→ **Supplied records**:
* * * *

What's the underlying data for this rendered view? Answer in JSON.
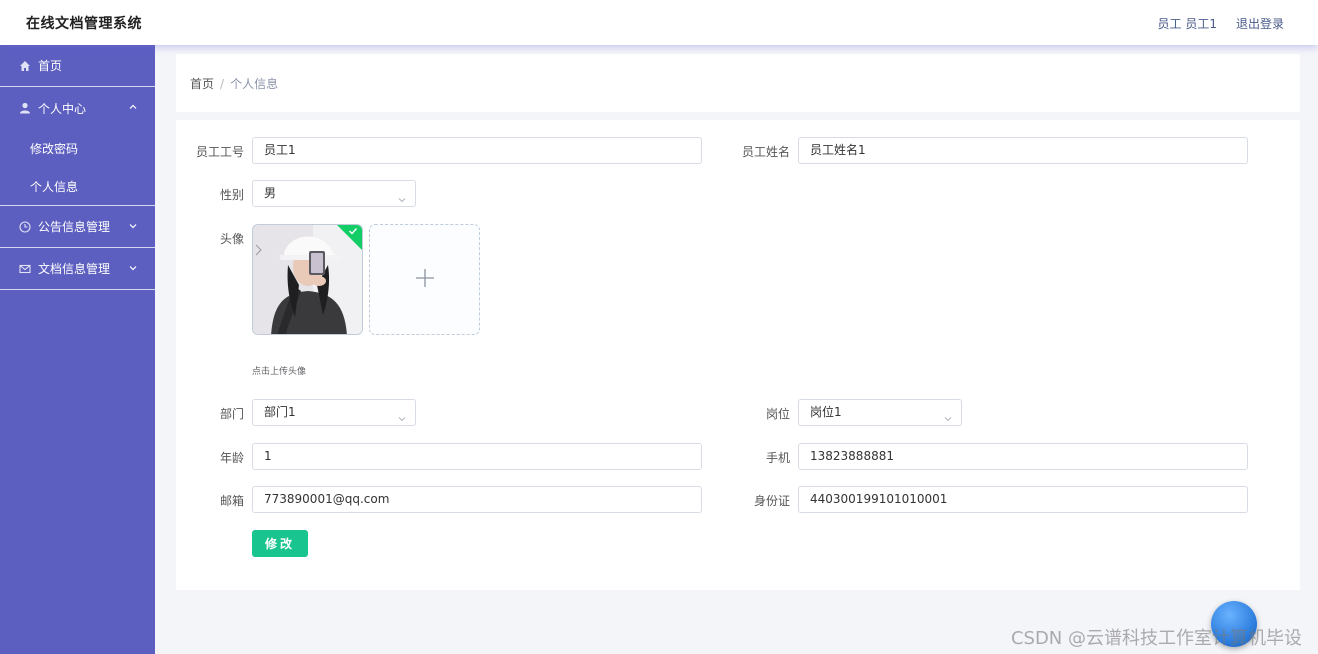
{
  "header": {
    "title": "在线文档管理系统",
    "user": "员工 员工1",
    "logout": "退出登录"
  },
  "sidebar": {
    "items": [
      {
        "label": "首页",
        "icon": "home-icon"
      },
      {
        "label": "个人中心",
        "icon": "user-icon",
        "expanded": true,
        "children": [
          {
            "label": "修改密码"
          },
          {
            "label": "个人信息"
          }
        ]
      },
      {
        "label": "公告信息管理",
        "icon": "clock-icon"
      },
      {
        "label": "文档信息管理",
        "icon": "mail-icon"
      }
    ]
  },
  "breadcrumb": {
    "home": "首页",
    "separator": "/",
    "current": "个人信息"
  },
  "form": {
    "employee_id": {
      "label": "员工工号",
      "value": "员工1"
    },
    "employee_name": {
      "label": "员工姓名",
      "value": "员工姓名1"
    },
    "gender": {
      "label": "性别",
      "value": "男"
    },
    "avatar": {
      "label": "头像",
      "hint": "点击上传头像"
    },
    "department": {
      "label": "部门",
      "value": "部门1"
    },
    "position": {
      "label": "岗位",
      "value": "岗位1"
    },
    "age": {
      "label": "年龄",
      "value": "1"
    },
    "phone": {
      "label": "手机",
      "value": "13823888881"
    },
    "email": {
      "label": "邮箱",
      "value": "773890001@qq.com"
    },
    "id_card": {
      "label": "身份证",
      "value": "440300199101010001"
    },
    "submit_label": "修改"
  },
  "watermark": "CSDN @云谱科技工作室计算机毕设",
  "colors": {
    "sidebar_bg": "#5d5fc0",
    "primary_button": "#19c48e",
    "success_badge": "#13ce66"
  }
}
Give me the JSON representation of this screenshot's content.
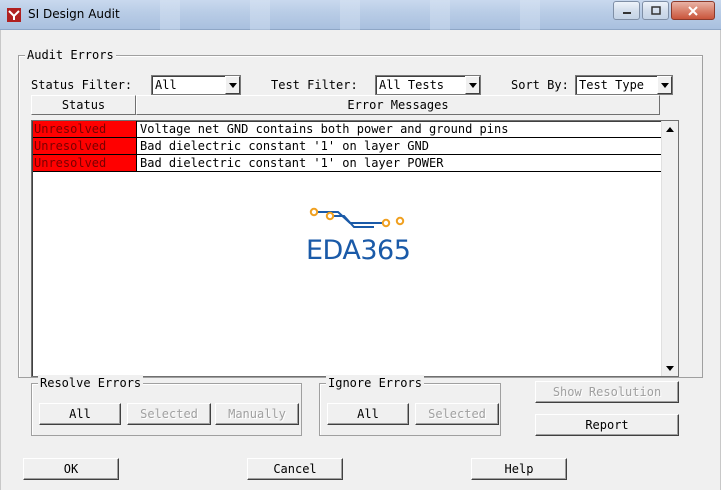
{
  "window": {
    "title": "SI Design Audit",
    "icon": "si-audit-app-icon",
    "controls": [
      "minimize-icon",
      "maximize-icon",
      "close-icon"
    ]
  },
  "audit_errors": {
    "group_label": "Audit Errors",
    "status_filter": {
      "label": "Status Filter:",
      "value": "All"
    },
    "test_filter": {
      "label": "Test Filter:",
      "value": "All Tests"
    },
    "sort_by": {
      "label": "Sort By:",
      "value": "Test Type"
    },
    "columns": [
      "Status",
      "Error Messages"
    ],
    "rows": [
      {
        "status": "Unresolved",
        "message": "Voltage net GND contains both power and ground pins"
      },
      {
        "status": "Unresolved",
        "message": "Bad dielectric constant '1' on layer GND"
      },
      {
        "status": "Unresolved",
        "message": "Bad dielectric constant '1' on layer POWER"
      }
    ],
    "status_color": "#ff0000"
  },
  "watermark": {
    "text": "EDA365",
    "color": "#1a5aa8",
    "accent": "#f0a020"
  },
  "resolve_errors": {
    "group_label": "Resolve Errors",
    "buttons": {
      "all": "All",
      "selected": "Selected",
      "manually": "Manually"
    }
  },
  "ignore_errors": {
    "group_label": "Ignore Errors",
    "buttons": {
      "all": "All",
      "selected": "Selected"
    }
  },
  "show_resolution": "Show Resolution",
  "report": "Report",
  "footer": {
    "ok": "OK",
    "cancel": "Cancel",
    "help": "Help"
  }
}
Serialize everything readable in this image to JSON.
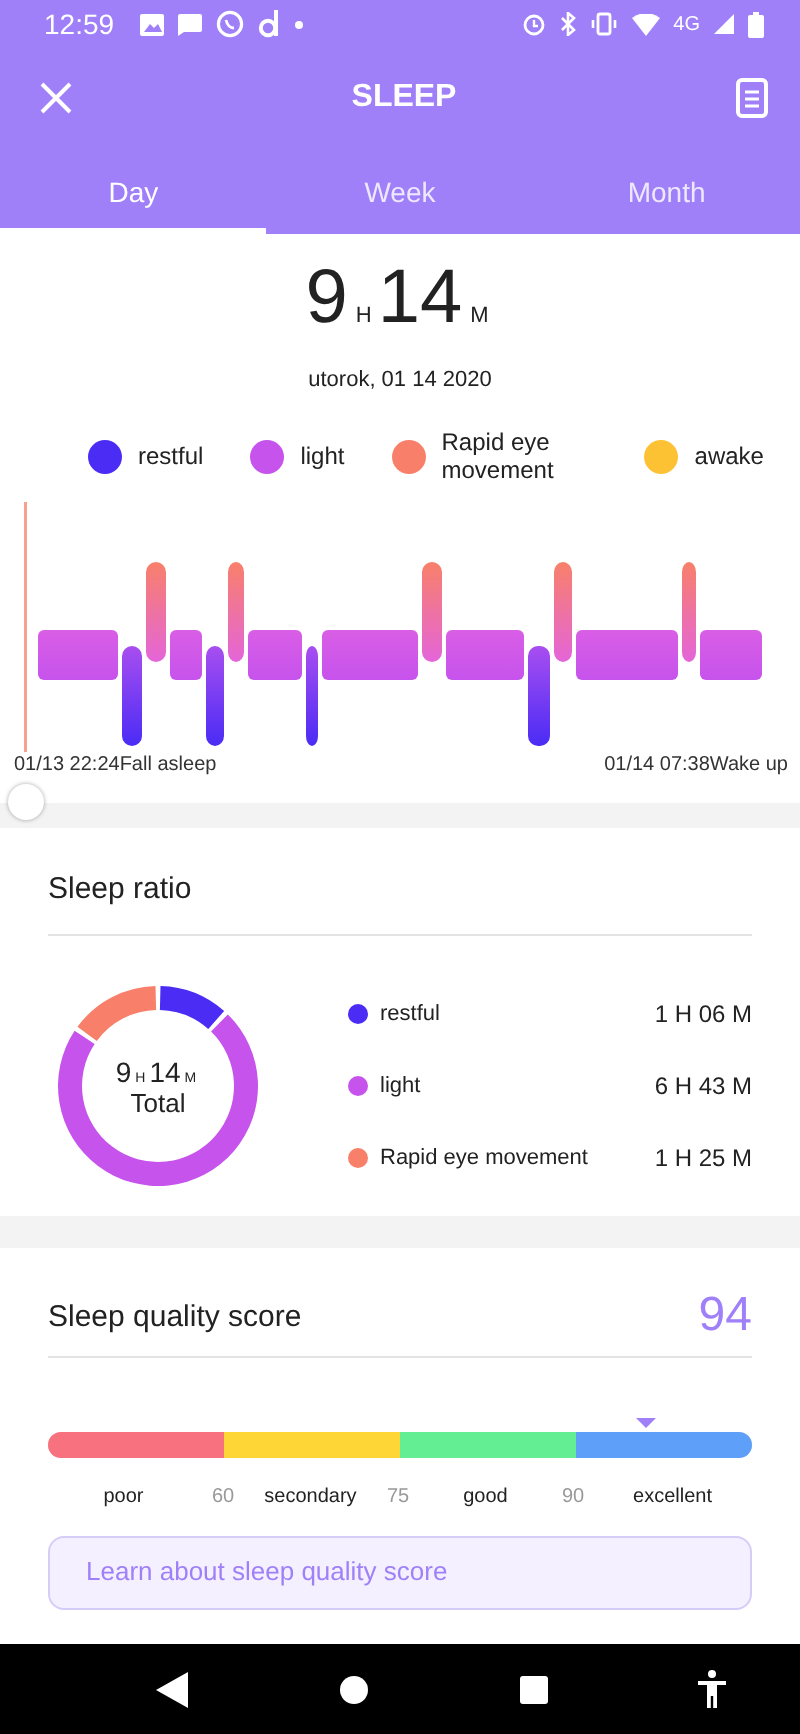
{
  "status_bar": {
    "time": "12:59",
    "network": "4G"
  },
  "header": {
    "title": "SLEEP"
  },
  "tabs": [
    {
      "label": "Day",
      "selected": true
    },
    {
      "label": "Week",
      "selected": false
    },
    {
      "label": "Month",
      "selected": false
    }
  ],
  "summary": {
    "hours": "9",
    "hours_unit": "H",
    "minutes": "14",
    "minutes_unit": "M",
    "date": "utorok, 01 14 2020"
  },
  "legend": [
    {
      "label": "restful",
      "color": "#4a2cf5"
    },
    {
      "label": "light",
      "color": "#c653ec"
    },
    {
      "label": "Rapid eye movement",
      "color": "#f8806a"
    },
    {
      "label": "awake",
      "color": "#fdc233"
    }
  ],
  "timeline": {
    "start": "01/13 22:24Fall asleep",
    "end": "01/14 07:38Wake up",
    "slider": {
      "level": 0
    }
  },
  "sleep_ratio": {
    "title": "Sleep ratio",
    "total": {
      "hours": "9",
      "hours_unit": "H",
      "minutes": "14",
      "minutes_unit": "M",
      "label": "Total"
    },
    "chart_data": {
      "type": "donut",
      "categories": [
        "restful",
        "light",
        "Rapid eye movement"
      ],
      "values": [
        11.9,
        72.8,
        15.3
      ]
    },
    "items": [
      {
        "color": "#4a2cf5",
        "value": "1 H 06 M"
      },
      {
        "color": "#c653ec",
        "value": "6 H 43 M"
      },
      {
        "color": "#f8806a",
        "value": "1 H 25 M"
      }
    ]
  },
  "quality": {
    "title": "Sleep quality score",
    "score": "94",
    "level": 0.85,
    "bands": [
      {
        "label": "poor",
        "color": "#f8717f"
      },
      {
        "label": "secondary",
        "color": "#fed736"
      },
      {
        "label": "good",
        "color": "#63ee93"
      },
      {
        "label": "excellent",
        "color": "#5d9ff9"
      }
    ],
    "thresholds": [
      "60",
      "75",
      "90"
    ],
    "link": "Learn about sleep quality score"
  }
}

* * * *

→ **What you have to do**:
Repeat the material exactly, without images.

→ **Written reply**:
What's the underlying data for this rendered view? Answer in JSON.
{
  "header": {
    "title": "在线文档管理系统",
    "user": "员工 员工1",
    "logout": "退出登录"
  },
  "sidebar": {
    "items": [
      {
        "label": "首页",
        "icon": "home-icon"
      },
      {
        "label": "个人中心",
        "icon": "user-icon",
        "expanded": true,
        "children": [
          {
            "label": "修改密码"
          },
          {
            "label": "个人信息"
          }
        ]
      },
      {
        "label": "公告信息管理",
        "icon": "clock-icon"
      },
      {
        "label": "文档信息管理",
        "icon": "mail-icon"
      }
    ]
  },
  "breadcrumb": {
    "home": "首页",
    "separator": "/",
    "current": "个人信息"
  },
  "form": {
    "employee_id": {
      "label": "员工工号",
      "value": "员工1"
    },
    "employee_name": {
      "label": "员工姓名",
      "value": "员工姓名1"
    },
    "gender": {
      "label": "性别",
      "value": "男"
    },
    "avatar": {
      "label": "头像",
      "hint": "点击上传头像"
    },
    "department": {
      "label": "部门",
      "value": "部门1"
    },
    "position": {
      "label": "岗位",
      "value": "岗位1"
    },
    "age": {
      "label": "年龄",
      "value": "1"
    },
    "phone": {
      "label": "手机",
      "value": "13823888881"
    },
    "email": {
      "label": "邮箱",
      "value": "773890001@qq.com"
    },
    "id_card": {
      "label": "身份证",
      "value": "440300199101010001"
    },
    "submit_label": "修改"
  },
  "watermark": "CSDN @云谱科技工作室计算机毕设",
  "colors": {
    "sidebar_bg": "#5d5fc0",
    "primary_button": "#19c48e",
    "success_badge": "#13ce66"
  }
}
Give me the JSON representation of this screenshot's content.
{
  "window": {
    "title": "SI Design Audit",
    "icon": "si-audit-app-icon",
    "controls": [
      "minimize-icon",
      "maximize-icon",
      "close-icon"
    ]
  },
  "audit_errors": {
    "group_label": "Audit Errors",
    "status_filter": {
      "label": "Status Filter:",
      "value": "All"
    },
    "test_filter": {
      "label": "Test Filter:",
      "value": "All Tests"
    },
    "sort_by": {
      "label": "Sort By:",
      "value": "Test Type"
    },
    "columns": [
      "Status",
      "Error Messages"
    ],
    "rows": [
      {
        "status": "Unresolved",
        "message": "Voltage net GND contains both power and ground pins"
      },
      {
        "status": "Unresolved",
        "message": "Bad dielectric constant '1' on layer GND"
      },
      {
        "status": "Unresolved",
        "message": "Bad dielectric constant '1' on layer POWER"
      }
    ],
    "status_color": "#ff0000"
  },
  "watermark": {
    "text": "EDA365",
    "color": "#1a5aa8",
    "accent": "#f0a020"
  },
  "resolve_errors": {
    "group_label": "Resolve Errors",
    "buttons": {
      "all": "All",
      "selected": "Selected",
      "manually": "Manually"
    }
  },
  "ignore_errors": {
    "group_label": "Ignore Errors",
    "buttons": {
      "all": "All",
      "selected": "Selected"
    }
  },
  "show_resolution": "Show Resolution",
  "report": "Report",
  "footer": {
    "ok": "OK",
    "cancel": "Cancel",
    "help": "Help"
  }
}
Serialize everything readable in this image to JSON.
{
  "status_bar": {
    "time": "12:59",
    "network": "4G"
  },
  "header": {
    "title": "SLEEP"
  },
  "tabs": [
    {
      "label": "Day",
      "selected": true
    },
    {
      "label": "Week",
      "selected": false
    },
    {
      "label": "Month",
      "selected": false
    }
  ],
  "summary": {
    "hours": "9",
    "hours_unit": "H",
    "minutes": "14",
    "minutes_unit": "M",
    "date": "utorok, 01 14 2020"
  },
  "legend": [
    {
      "label": "restful",
      "color": "#4a2cf5"
    },
    {
      "label": "light",
      "color": "#c653ec"
    },
    {
      "label": "Rapid eye movement",
      "color": "#f8806a"
    },
    {
      "label": "awake",
      "color": "#fdc233"
    }
  ],
  "timeline": {
    "start": "01/13 22:24Fall asleep",
    "end": "01/14 07:38Wake up",
    "slider": {
      "level": 0
    }
  },
  "sleep_ratio": {
    "title": "Sleep ratio",
    "total": {
      "hours": "9",
      "hours_unit": "H",
      "minutes": "14",
      "minutes_unit": "M",
      "label": "Total"
    },
    "chart_data": {
      "type": "donut",
      "categories": [
        "restful",
        "light",
        "Rapid eye movement"
      ],
      "values": [
        11.9,
        72.8,
        15.3
      ]
    },
    "items": [
      {
        "color": "#4a2cf5",
        "value": "1 H 06 M"
      },
      {
        "color": "#c653ec",
        "value": "6 H 43 M"
      },
      {
        "color": "#f8806a",
        "value": "1 H 25 M"
      }
    ]
  },
  "quality": {
    "title": "Sleep quality score",
    "score": "94",
    "level": 0.85,
    "bands": [
      {
        "label": "poor",
        "color": "#f8717f"
      },
      {
        "label": "secondary",
        "color": "#fed736"
      },
      {
        "label": "good",
        "color": "#63ee93"
      },
      {
        "label": "excellent",
        "color": "#5d9ff9"
      }
    ],
    "thresholds": [
      "60",
      "75",
      "90"
    ],
    "link": "Learn about sleep quality score"
  }
}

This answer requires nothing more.